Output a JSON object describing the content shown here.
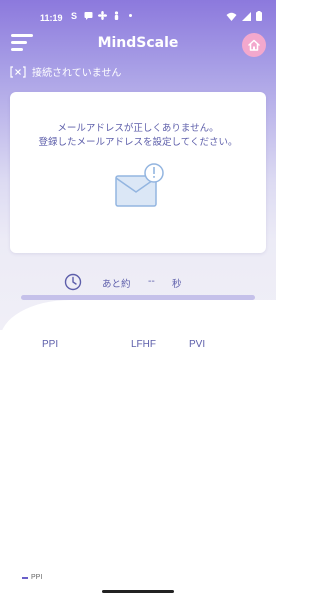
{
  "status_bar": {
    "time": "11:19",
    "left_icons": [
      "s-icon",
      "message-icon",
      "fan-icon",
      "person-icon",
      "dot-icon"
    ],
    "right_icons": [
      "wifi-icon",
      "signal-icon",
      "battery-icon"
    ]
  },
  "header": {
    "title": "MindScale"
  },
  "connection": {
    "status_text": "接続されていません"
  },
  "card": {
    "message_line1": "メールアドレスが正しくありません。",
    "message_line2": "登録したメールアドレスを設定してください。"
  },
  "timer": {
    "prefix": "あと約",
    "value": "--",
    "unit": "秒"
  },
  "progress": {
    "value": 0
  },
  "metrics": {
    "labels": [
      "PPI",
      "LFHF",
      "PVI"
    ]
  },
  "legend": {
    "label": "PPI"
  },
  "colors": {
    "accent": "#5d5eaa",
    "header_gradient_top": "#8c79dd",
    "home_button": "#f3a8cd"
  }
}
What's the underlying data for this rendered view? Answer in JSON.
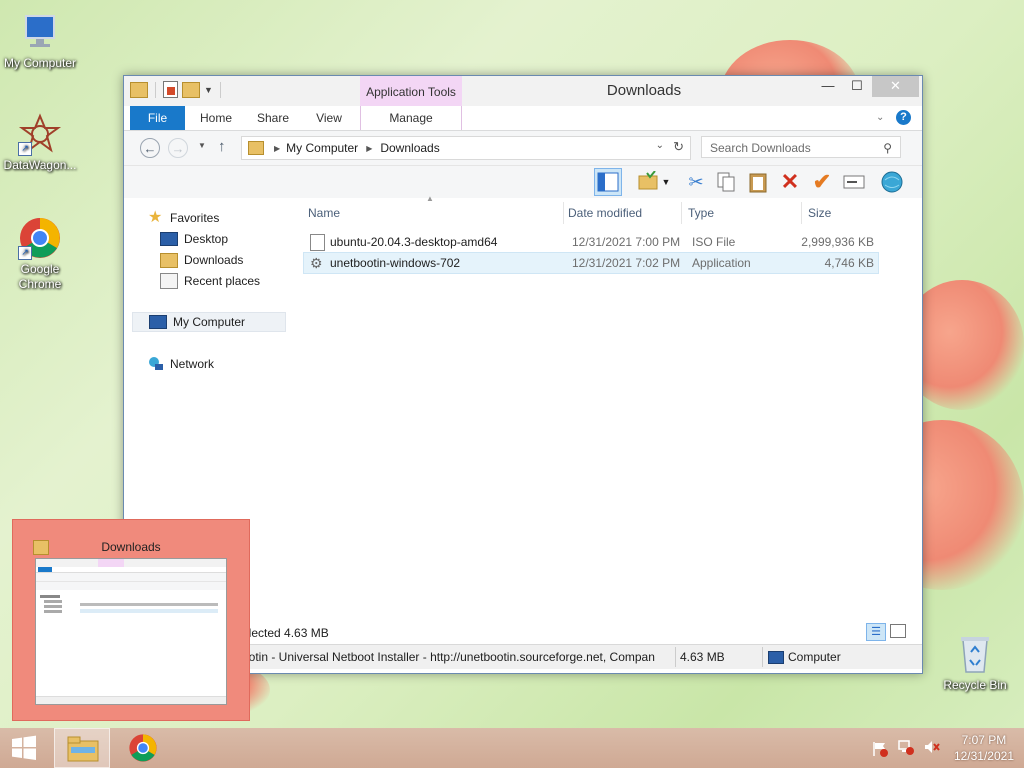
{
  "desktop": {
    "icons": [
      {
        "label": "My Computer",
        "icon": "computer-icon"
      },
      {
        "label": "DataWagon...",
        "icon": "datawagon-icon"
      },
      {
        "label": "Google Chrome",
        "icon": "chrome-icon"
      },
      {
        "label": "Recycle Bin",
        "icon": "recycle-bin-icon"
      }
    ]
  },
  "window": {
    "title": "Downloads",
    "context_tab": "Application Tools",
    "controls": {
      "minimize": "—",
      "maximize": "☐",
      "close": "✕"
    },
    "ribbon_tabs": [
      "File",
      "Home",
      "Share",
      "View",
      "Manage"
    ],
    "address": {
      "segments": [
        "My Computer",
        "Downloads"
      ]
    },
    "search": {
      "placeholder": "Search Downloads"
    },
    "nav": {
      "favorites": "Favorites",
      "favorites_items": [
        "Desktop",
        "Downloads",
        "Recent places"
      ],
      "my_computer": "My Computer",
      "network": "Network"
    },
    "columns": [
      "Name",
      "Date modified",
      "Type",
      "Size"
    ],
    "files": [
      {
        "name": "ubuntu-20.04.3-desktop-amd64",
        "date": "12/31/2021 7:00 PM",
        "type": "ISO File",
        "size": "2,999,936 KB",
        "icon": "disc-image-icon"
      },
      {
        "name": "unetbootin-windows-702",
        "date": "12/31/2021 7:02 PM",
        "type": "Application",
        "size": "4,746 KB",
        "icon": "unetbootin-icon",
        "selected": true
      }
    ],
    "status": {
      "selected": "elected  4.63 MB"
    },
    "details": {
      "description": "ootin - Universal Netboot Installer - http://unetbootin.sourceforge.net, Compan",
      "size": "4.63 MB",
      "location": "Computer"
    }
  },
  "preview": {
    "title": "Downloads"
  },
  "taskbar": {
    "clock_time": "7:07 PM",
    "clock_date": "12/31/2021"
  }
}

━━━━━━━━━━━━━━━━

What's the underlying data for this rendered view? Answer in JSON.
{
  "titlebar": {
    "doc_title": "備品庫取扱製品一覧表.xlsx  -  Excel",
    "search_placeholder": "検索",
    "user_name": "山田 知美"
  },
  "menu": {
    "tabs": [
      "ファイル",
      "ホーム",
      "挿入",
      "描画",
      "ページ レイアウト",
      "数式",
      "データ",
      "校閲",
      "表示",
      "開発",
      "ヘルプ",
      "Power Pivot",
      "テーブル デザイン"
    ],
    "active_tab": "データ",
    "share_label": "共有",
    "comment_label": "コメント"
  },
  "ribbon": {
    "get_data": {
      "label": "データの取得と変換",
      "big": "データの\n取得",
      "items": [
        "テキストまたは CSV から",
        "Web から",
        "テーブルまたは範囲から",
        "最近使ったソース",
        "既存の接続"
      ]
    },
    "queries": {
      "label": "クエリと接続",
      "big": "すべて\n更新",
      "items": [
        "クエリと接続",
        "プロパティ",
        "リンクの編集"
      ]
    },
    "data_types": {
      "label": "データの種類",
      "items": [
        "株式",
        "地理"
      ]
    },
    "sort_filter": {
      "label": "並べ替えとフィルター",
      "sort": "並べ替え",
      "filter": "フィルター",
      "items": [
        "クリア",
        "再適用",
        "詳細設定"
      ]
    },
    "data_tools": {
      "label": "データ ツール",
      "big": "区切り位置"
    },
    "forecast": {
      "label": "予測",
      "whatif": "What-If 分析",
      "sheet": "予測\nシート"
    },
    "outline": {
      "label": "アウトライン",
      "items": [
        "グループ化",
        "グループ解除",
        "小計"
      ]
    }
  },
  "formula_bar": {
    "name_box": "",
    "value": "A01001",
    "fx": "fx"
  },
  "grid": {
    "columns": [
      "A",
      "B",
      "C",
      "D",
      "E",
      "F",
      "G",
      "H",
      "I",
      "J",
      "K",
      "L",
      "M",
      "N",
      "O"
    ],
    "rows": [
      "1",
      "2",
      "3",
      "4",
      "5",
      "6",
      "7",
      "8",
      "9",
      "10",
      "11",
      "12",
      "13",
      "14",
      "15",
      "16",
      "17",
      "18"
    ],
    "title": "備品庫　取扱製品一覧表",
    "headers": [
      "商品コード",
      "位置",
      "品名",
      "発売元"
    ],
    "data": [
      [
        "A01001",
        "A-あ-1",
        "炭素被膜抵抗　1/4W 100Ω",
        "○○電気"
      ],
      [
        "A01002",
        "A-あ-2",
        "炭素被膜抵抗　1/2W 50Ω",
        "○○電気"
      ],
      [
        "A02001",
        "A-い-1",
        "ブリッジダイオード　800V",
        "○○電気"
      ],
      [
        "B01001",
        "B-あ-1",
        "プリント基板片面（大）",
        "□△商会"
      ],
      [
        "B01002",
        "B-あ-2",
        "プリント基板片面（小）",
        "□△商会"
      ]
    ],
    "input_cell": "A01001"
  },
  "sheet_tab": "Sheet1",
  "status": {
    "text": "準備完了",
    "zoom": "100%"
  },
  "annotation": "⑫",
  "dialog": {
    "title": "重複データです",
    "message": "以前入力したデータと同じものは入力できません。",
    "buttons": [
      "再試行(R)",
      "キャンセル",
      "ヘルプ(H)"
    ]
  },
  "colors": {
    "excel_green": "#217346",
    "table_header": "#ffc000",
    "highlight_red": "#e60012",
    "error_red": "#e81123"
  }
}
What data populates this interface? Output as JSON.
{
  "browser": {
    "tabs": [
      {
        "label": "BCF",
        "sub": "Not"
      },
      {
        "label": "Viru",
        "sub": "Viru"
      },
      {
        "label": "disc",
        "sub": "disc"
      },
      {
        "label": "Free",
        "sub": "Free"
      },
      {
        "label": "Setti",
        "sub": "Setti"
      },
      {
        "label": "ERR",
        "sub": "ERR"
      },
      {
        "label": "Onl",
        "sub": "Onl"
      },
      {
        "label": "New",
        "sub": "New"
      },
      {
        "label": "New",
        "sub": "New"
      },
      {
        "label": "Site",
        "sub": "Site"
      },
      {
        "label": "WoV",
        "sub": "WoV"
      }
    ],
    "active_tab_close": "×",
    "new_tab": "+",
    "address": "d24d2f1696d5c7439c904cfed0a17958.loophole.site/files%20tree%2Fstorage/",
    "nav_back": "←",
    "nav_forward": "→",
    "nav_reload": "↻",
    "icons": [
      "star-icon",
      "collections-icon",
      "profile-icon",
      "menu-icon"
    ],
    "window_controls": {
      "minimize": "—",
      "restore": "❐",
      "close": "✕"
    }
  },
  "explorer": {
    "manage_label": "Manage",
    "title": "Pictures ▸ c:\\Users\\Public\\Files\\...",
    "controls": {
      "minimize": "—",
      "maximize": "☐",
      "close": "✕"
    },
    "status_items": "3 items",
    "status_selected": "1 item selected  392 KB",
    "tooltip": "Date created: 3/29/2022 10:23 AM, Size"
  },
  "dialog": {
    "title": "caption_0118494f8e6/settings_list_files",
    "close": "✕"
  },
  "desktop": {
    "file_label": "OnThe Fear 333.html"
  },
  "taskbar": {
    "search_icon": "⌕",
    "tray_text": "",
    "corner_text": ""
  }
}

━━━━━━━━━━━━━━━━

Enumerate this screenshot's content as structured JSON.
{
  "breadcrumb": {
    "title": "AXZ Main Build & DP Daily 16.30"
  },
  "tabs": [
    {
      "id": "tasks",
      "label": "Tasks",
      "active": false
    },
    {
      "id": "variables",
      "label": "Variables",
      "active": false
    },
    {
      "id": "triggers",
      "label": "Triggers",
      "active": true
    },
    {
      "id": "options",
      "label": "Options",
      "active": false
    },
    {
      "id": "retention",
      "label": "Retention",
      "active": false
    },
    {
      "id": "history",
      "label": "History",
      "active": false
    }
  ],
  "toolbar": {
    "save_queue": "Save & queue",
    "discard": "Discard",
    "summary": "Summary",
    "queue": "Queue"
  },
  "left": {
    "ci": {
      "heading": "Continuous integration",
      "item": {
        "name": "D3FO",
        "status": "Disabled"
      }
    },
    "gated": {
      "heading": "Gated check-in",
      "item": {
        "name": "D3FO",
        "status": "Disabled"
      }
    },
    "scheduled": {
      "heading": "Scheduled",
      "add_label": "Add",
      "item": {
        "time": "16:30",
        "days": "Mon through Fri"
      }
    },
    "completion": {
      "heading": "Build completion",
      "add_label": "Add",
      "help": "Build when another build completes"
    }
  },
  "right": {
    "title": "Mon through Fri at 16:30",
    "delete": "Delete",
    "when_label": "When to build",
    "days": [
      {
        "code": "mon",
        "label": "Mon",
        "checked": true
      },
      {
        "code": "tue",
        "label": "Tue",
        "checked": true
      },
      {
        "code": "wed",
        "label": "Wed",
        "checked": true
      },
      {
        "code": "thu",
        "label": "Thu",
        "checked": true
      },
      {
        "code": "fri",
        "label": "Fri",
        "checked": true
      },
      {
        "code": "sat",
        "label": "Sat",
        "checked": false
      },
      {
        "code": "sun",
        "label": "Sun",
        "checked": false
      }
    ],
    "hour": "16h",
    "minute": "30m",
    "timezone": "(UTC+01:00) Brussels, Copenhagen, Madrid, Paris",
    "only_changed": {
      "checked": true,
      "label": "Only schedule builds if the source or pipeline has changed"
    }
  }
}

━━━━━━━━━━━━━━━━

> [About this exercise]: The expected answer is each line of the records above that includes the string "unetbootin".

> [Task solution]:
        "name": "unetbootin-windows-702",
        "icon": "unetbootin-icon",
      "description": "ootin - Universal Netboot Installer - http://unetbootin.sourceforge.net, Compan",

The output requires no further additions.